The material below must be restated exactly, line by line.

*** Opening DATA SHOWN ***

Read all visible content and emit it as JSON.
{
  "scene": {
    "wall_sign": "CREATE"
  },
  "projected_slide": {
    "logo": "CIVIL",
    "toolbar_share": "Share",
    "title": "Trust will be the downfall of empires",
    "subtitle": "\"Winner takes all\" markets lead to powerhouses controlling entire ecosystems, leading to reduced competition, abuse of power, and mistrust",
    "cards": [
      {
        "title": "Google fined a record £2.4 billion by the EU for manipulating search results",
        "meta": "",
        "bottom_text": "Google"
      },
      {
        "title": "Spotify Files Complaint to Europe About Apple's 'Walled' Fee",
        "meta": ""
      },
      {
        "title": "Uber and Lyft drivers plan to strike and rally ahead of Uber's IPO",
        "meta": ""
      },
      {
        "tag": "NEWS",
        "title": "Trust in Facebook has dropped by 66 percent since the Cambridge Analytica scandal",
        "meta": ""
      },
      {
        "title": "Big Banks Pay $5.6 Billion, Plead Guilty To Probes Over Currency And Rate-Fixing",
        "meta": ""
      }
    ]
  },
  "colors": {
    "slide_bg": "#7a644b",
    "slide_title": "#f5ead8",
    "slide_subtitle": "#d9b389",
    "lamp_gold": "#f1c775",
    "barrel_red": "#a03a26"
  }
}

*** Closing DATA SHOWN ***

**EXERCISE SOLUTION:**
Read all visible content and emit it as JSON.
{
  "scene": {
    "wall_sign": "CREATE"
  },
  "projected_slide": {
    "logo": "CIVIL",
    "toolbar_share": "Share",
    "title": "Trust will be the downfall of empires",
    "subtitle": "\"Winner takes all\" markets lead to powerhouses controlling entire ecosystems, leading to reduced competition, abuse of power, and mistrust",
    "cards": [
      {
        "title": "Google fined a record £2.4 billion by the EU for manipulating search results",
        "meta": "",
        "bottom_text": "Google"
      },
      {
        "title": "Spotify Files Complaint to Europe About Apple's 'Walled' Fee",
        "meta": ""
      },
      {
        "title": "Uber and Lyft drivers plan to strike and rally ahead of Uber's IPO",
        "meta": ""
      },
      {
        "tag": "NEWS",
        "title": "Trust in Facebook has dropped by 66 percent since the Cambridge Analytica scandal",
        "meta": ""
      },
      {
        "title": "Big Banks Pay $5.6 Billion, Plead Guilty To Probes Over Currency And Rate-Fixing",
        "meta": ""
      }
    ]
  },
  "colors": {
    "slide_bg": "#7a644b",
    "slide_title": "#f5ead8",
    "slide_subtitle": "#d9b389",
    "lamp_gold": "#f1c775",
    "barrel_red": "#a03a26"
  }
}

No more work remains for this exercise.